• _Task goal_
State how many lines of the data below hold the string "true", giving nothing but the number.
-- Exercise data follows --
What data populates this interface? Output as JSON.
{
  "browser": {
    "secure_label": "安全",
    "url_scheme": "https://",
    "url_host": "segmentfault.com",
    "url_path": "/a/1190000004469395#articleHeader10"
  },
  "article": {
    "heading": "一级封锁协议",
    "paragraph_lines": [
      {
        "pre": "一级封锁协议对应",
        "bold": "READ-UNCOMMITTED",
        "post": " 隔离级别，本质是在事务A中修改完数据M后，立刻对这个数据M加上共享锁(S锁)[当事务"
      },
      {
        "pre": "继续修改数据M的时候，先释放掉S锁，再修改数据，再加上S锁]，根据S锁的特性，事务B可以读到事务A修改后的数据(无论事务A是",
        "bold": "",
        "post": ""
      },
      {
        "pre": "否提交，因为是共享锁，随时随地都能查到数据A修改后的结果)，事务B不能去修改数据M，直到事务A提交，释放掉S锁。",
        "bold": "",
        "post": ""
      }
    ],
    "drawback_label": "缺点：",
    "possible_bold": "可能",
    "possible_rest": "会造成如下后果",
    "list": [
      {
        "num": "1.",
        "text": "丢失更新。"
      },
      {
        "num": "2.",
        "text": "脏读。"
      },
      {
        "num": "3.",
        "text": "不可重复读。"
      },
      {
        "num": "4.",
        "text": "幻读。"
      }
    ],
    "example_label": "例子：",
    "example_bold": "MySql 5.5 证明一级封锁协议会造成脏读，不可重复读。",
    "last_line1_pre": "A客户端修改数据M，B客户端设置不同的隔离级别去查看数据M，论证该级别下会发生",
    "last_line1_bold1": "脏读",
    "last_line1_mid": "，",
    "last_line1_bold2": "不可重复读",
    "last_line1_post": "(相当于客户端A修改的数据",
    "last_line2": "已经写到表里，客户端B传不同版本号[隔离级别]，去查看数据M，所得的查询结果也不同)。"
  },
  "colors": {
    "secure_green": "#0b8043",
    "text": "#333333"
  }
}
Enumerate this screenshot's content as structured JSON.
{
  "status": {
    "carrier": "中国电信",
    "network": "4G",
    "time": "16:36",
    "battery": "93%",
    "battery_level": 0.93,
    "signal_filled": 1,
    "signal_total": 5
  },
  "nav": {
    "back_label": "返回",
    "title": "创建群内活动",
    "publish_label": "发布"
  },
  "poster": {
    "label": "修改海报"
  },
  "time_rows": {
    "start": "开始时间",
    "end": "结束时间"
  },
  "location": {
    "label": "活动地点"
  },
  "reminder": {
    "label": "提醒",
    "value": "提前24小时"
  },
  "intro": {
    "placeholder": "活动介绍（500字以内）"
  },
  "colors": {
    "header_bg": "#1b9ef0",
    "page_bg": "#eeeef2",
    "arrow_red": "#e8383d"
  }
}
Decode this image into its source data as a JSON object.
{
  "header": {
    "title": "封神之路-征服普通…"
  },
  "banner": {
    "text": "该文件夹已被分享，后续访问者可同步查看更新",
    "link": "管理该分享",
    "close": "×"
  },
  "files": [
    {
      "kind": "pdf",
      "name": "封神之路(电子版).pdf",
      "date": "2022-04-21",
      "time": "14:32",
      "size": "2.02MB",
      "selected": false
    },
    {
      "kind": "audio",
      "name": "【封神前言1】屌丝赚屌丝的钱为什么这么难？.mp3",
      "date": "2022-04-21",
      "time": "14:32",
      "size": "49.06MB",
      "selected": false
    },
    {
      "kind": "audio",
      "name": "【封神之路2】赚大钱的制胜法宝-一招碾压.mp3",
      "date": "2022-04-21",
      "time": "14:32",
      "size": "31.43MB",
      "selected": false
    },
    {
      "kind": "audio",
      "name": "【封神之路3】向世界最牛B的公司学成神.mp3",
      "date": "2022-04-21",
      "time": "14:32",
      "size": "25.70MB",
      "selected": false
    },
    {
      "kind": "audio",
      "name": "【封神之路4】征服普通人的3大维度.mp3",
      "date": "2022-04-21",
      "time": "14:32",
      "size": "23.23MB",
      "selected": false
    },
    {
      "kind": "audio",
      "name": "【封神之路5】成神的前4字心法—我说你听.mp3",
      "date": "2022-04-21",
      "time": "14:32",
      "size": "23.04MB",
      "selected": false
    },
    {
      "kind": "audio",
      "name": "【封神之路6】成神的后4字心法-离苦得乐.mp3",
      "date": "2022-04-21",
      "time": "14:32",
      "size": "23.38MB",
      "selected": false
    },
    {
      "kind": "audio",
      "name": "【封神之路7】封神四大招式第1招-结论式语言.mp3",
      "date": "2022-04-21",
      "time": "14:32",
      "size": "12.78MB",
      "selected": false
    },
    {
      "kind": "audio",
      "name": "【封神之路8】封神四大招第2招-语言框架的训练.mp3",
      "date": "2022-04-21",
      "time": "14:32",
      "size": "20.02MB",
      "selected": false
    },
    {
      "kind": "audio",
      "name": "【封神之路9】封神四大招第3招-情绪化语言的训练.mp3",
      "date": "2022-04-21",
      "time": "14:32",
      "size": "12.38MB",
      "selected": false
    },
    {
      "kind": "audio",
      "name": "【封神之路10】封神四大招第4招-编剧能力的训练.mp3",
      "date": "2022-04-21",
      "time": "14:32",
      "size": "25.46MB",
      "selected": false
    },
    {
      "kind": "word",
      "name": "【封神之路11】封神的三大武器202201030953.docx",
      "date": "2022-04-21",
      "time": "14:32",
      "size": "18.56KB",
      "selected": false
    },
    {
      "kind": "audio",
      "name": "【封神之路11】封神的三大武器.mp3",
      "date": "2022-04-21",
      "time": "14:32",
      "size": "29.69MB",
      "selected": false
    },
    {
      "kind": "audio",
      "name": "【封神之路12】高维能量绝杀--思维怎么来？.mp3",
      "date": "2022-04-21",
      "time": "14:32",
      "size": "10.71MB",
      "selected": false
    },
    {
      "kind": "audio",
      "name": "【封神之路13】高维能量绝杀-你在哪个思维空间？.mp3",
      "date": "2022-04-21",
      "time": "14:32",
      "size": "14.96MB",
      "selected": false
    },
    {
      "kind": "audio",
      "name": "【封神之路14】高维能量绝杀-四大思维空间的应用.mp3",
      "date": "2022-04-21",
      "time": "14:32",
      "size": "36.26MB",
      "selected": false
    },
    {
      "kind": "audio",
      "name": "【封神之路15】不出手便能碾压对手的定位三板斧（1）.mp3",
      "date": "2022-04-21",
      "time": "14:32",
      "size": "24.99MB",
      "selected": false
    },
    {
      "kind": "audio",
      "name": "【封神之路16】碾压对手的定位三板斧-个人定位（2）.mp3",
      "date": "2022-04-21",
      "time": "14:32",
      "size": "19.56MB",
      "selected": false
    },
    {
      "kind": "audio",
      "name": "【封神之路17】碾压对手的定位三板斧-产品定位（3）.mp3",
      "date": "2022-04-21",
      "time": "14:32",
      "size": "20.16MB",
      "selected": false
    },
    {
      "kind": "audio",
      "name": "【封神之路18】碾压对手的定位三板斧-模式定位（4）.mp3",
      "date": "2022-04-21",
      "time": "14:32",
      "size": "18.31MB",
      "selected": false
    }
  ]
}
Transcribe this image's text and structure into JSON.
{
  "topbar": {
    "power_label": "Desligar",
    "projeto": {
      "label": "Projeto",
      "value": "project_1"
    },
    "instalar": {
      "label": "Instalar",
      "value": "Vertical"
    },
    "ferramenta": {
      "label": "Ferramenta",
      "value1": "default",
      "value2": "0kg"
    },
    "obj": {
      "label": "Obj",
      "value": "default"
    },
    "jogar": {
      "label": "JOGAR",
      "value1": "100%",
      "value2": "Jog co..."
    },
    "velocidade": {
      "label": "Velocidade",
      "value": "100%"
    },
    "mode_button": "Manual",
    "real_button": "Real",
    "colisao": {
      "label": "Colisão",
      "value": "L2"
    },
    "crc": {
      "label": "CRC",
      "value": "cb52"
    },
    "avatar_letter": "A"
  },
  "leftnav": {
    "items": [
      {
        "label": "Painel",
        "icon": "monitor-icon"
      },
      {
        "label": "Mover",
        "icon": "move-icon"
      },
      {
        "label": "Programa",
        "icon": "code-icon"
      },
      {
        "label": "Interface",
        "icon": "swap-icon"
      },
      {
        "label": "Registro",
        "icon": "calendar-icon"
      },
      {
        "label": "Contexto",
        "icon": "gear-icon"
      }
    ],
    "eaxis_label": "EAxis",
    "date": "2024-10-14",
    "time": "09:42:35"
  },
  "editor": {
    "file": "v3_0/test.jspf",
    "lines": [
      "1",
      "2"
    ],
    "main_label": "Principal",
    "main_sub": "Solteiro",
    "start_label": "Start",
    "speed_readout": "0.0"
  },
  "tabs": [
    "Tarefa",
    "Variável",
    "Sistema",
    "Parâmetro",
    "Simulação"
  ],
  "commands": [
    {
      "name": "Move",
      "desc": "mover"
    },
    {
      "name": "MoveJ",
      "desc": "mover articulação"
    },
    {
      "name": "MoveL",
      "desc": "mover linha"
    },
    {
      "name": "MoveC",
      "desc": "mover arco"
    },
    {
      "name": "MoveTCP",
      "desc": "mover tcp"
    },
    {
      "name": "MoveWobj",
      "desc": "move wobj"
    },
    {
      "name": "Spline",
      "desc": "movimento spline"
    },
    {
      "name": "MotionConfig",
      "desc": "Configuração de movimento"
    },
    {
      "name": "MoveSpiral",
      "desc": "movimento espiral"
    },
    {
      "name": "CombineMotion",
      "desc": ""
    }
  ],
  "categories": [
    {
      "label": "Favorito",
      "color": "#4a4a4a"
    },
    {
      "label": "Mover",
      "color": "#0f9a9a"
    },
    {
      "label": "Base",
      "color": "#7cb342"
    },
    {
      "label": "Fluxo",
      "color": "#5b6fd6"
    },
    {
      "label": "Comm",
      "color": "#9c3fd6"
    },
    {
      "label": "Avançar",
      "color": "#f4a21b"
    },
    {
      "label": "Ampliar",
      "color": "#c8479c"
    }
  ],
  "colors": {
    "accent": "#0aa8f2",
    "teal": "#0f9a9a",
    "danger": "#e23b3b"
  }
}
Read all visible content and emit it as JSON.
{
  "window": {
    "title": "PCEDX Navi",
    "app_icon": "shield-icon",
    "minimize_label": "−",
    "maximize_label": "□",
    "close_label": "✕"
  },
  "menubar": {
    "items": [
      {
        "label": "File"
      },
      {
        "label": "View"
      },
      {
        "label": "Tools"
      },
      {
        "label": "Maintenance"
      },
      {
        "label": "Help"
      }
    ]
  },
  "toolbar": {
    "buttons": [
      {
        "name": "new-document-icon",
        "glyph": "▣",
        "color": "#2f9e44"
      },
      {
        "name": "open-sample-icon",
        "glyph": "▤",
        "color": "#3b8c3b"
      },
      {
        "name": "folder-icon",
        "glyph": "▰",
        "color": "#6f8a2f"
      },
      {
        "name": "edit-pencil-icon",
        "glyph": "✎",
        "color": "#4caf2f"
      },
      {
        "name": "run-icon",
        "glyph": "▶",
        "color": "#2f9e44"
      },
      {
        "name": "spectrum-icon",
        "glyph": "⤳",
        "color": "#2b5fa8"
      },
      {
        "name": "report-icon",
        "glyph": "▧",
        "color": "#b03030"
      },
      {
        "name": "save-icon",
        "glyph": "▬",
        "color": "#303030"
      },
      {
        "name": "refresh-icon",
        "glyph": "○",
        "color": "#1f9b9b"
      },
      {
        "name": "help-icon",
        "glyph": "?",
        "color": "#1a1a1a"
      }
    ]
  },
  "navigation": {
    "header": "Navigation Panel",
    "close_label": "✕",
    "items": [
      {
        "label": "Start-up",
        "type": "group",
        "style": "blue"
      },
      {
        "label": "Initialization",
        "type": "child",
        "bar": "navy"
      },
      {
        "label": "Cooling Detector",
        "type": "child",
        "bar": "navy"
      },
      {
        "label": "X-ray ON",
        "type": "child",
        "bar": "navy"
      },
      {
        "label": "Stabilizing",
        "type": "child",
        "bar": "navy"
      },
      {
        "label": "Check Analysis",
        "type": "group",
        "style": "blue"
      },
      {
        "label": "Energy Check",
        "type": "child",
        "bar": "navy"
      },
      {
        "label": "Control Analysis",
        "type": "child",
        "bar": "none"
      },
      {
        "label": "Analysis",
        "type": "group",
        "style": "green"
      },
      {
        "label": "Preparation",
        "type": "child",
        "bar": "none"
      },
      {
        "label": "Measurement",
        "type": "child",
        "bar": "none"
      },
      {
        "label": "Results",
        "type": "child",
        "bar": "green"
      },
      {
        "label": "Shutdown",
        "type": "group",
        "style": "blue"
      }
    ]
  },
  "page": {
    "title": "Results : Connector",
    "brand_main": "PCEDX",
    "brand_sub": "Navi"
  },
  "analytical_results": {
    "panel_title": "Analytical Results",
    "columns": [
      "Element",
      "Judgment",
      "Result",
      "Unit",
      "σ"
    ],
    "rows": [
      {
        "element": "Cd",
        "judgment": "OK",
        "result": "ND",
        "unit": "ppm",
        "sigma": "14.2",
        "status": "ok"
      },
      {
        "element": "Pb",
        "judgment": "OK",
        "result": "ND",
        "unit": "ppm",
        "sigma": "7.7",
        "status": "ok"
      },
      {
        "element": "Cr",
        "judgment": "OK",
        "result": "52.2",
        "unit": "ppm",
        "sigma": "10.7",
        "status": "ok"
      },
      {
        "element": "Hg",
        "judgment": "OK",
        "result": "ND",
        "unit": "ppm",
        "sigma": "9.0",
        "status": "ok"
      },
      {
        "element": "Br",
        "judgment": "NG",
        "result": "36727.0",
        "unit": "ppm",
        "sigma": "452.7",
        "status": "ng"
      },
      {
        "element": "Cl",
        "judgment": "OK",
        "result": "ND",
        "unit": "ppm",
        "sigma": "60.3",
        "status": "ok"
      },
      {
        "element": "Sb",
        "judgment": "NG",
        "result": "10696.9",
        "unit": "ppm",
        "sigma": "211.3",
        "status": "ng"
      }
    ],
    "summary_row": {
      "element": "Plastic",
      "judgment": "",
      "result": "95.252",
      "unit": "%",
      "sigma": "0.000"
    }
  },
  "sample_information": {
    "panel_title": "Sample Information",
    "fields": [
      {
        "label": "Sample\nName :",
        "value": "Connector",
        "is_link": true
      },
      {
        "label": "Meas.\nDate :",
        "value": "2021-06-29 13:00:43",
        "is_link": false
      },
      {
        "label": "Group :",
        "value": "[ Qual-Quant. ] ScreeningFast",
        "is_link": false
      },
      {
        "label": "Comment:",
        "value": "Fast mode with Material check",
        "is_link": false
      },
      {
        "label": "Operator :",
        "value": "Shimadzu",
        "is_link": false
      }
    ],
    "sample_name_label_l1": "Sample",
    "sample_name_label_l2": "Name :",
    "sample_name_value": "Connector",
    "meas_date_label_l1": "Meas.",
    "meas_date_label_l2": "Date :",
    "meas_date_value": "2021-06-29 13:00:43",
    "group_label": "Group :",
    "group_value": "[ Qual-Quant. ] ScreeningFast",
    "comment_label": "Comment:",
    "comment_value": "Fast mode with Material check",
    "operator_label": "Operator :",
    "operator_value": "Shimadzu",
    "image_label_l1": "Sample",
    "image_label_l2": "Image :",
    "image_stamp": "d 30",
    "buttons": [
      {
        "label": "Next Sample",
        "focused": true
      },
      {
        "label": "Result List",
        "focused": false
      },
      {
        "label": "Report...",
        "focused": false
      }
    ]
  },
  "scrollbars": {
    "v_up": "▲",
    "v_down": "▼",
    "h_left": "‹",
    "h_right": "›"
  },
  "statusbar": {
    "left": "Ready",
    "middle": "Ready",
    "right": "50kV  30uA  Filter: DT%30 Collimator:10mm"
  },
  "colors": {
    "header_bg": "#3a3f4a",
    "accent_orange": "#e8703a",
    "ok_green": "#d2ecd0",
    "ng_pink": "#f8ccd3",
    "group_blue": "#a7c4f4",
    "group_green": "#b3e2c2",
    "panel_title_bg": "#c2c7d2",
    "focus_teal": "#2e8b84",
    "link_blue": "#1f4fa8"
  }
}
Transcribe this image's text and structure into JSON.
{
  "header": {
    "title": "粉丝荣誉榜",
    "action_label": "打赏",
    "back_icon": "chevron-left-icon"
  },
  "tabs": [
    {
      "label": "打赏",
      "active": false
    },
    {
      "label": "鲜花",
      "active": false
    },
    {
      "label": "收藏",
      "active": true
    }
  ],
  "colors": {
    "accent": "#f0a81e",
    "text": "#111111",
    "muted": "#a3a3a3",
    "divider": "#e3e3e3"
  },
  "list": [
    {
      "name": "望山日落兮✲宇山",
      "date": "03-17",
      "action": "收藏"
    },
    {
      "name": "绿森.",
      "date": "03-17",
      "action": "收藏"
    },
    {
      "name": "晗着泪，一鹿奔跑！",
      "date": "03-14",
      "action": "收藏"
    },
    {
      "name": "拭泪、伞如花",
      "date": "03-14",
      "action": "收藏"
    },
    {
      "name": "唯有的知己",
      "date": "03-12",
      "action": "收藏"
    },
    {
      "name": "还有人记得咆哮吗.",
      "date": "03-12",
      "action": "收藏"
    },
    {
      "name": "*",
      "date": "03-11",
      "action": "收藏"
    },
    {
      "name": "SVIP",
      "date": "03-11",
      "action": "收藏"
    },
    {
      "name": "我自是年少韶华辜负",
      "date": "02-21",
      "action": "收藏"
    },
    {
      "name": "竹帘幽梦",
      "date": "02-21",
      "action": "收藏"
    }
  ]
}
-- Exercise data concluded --
• _Your response_
3